Portland State’s Student Leaders for Service kicked off its new “First Friday” program last week with a trip to Scrap, a local nonprofit organization that encourages arts and sustainability through what they call “creative reuse.”
Portland State’s Student Leaders for Service kicked off its new “First Friday” program last week with a trip to Scrap, a local nonprofit organization that encourages arts and
sustainability through what they call “creative reuse.”
By accepting donated arts materials, Scrap hopes to both decrease waste and reinject the Portland community with arts projects and programs for children and local artists. Scrap hosts workshops and community events and chooses a local school to sponsor each year with the goods they receive.
In addition to used paintbrushes and rolls of fabric, Scrap often gets boxes full of highly unorganized, dirty and unmanageable goods.
“We get weird, random boxes filled with stuff like half-broken fencing equipment, or one time, the entire inside of a grand piano,” Scrap Store Manager Stephanie Weber said.
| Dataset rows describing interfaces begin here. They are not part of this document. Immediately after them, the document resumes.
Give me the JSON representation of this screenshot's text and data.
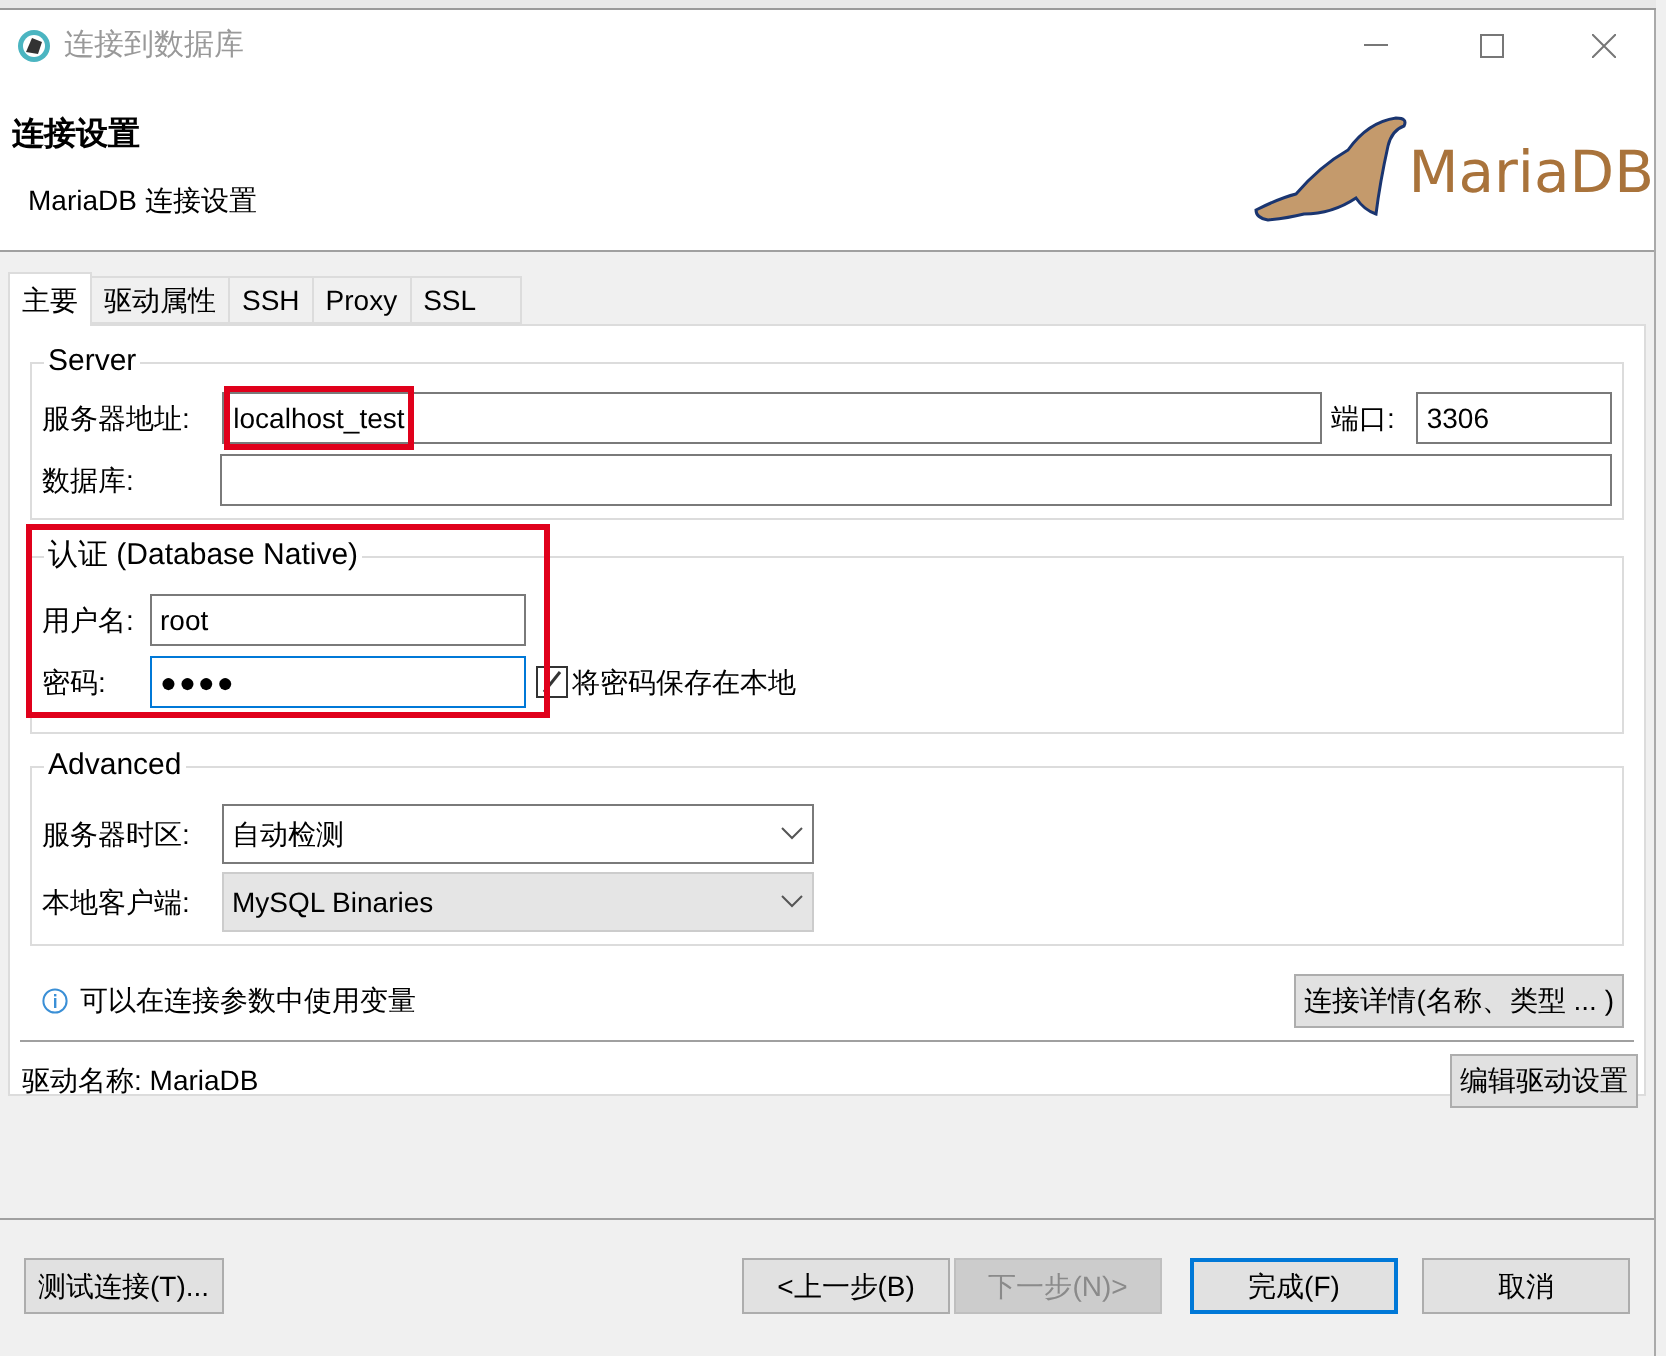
{
  "window": {
    "title": "连接到数据库"
  },
  "header": {
    "title": "连接设置",
    "subtitle": "MariaDB 连接设置",
    "logo_text": "MariaDB"
  },
  "tabs": [
    {
      "label": "主要",
      "selected": true
    },
    {
      "label": "驱动属性",
      "selected": false
    },
    {
      "label": "SSH",
      "selected": false
    },
    {
      "label": "Proxy",
      "selected": false
    },
    {
      "label": "SSL",
      "selected": false
    }
  ],
  "server": {
    "legend": "Server",
    "host": {
      "label": "服务器地址:",
      "value": "localhost_test",
      "highlighted": true
    },
    "port": {
      "label": "端口:",
      "value": "3306"
    },
    "database": {
      "label": "数据库:"
    }
  },
  "auth": {
    "legend": "认证 (Database Native)",
    "highlighted": true,
    "user": {
      "label": "用户名:",
      "value": "root"
    },
    "password": {
      "label": "密码:",
      "value": "●●●●",
      "focused": true
    },
    "save_password": {
      "label": "将密码保存在本地",
      "checked": true
    }
  },
  "advanced": {
    "legend": "Advanced",
    "timezone": {
      "label": "服务器时区:",
      "value": "自动检测",
      "readonly": false
    },
    "client": {
      "label": "本地客户端:",
      "value": "MySQL Binaries",
      "readonly": true
    }
  },
  "info": "可以在连接参数中使用变量",
  "details_button": "连接详情(名称、类型 ... )",
  "driver": {
    "label": "驱动名称:",
    "value": "MariaDB"
  },
  "edit_driver_button": "编辑驱动设置",
  "test_button": "测试连接(T)...",
  "buttons": [
    {
      "label": "<上一步(B)",
      "disabled": false,
      "default": false
    },
    {
      "label": "下一步(N)>",
      "disabled": true,
      "default": false
    },
    {
      "label": "完成(F)",
      "disabled": false,
      "default": true
    },
    {
      "label": "取消",
      "disabled": false,
      "default": false
    }
  ]
}
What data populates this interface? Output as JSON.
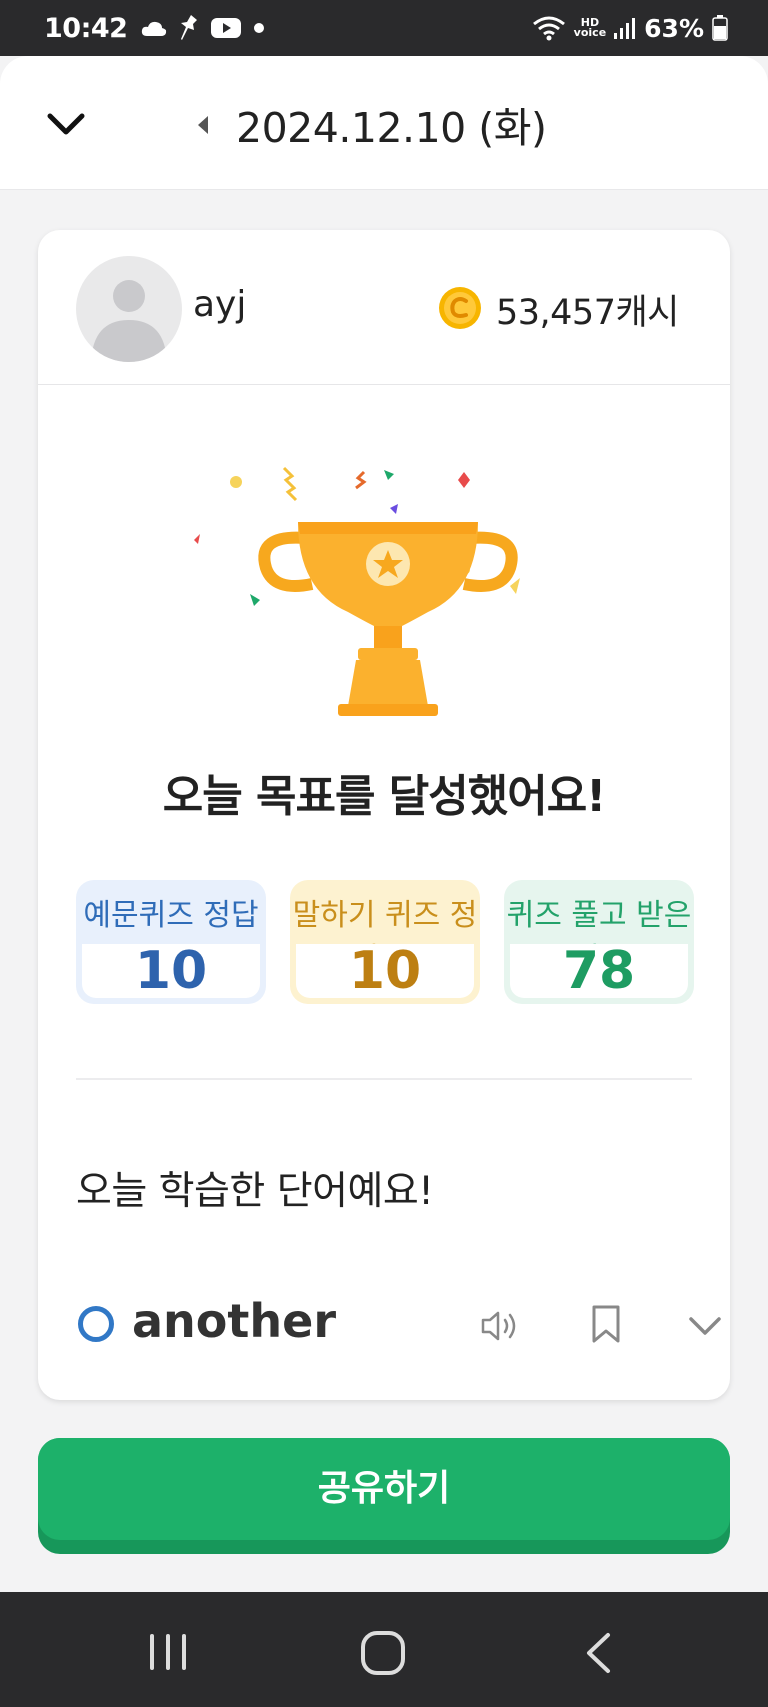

Because of this, and because of the fact that most of Scrap’s staff are volunteers, the organizational process can be overwhelming.
Nine PSU students met with Weber on Friday to help sanitize and organize Scrap’s donations room. Upon arrival, they found tables overflowing with yarn, clothing and scraps of fabric.
Ailene Farkac, a social work major, helped sort a box filled with hundreds of greeting cards.
“Not only am I a new student, but this is my first trip with [SLS]—I had been searching for student groups to get involved with as soon as I got to campus, and SLS does exactly what I want to do,” she said.
Friday’s SLS event at Scrap was partly coordinated by Katie Hoyt, a community development major, SLS member and part-time Scrap employee.
Hoyt helped shed light on the work students typically find themselves doing through SLS, which can range from short volunteer trips like Friday’s event to the group’s annual alternative spring break program, which sends PSU students all over the West Coast to work with homeless shelters and Habitat for Humanity.
This year SLS is initiating a new monthly program they have dubbed “First Fridays,” in which members visit a local nonprofit organization for a half-day of service once a month.
This, to member and music education major Linse Sullivan, helps get students more involved than the longer daily commitments SLS’s other events often entail.
“I’m excited,” she said. “This is a really good turnout—and it’s our first First Friday.”
In addition to volunteering in and around Portland, one of SLS’s goals is to engage student leaders through interaction with their community in the hopes of preparing future civic leaders for service.
On the bus ride to and from most of their events, students are led in a period of reflection—an activity that gives their work context and presents an opportunity for team-building.
But not all students involved with SLS are seeking full-time work or experience in community development. Some, according to Hoyt, are just looking for ways to help others, and maybe even have a little fun.
With the monthly half-day commitment of the First Friday program, students may get the opportunity to do just that. Still, Hoyt hopes the goals of SLS will resonate regardless of the level of student involvement.
“Don’t be afraid to get involved,” she said. “It not only does good for your community, but it inspires you and makes you a better person in the end.”
Students interested in volunteering should stop by the SLS office in Smith Memorial Student Union, room M113C, or visit pdx.edu/cae/student-leaders-for-service.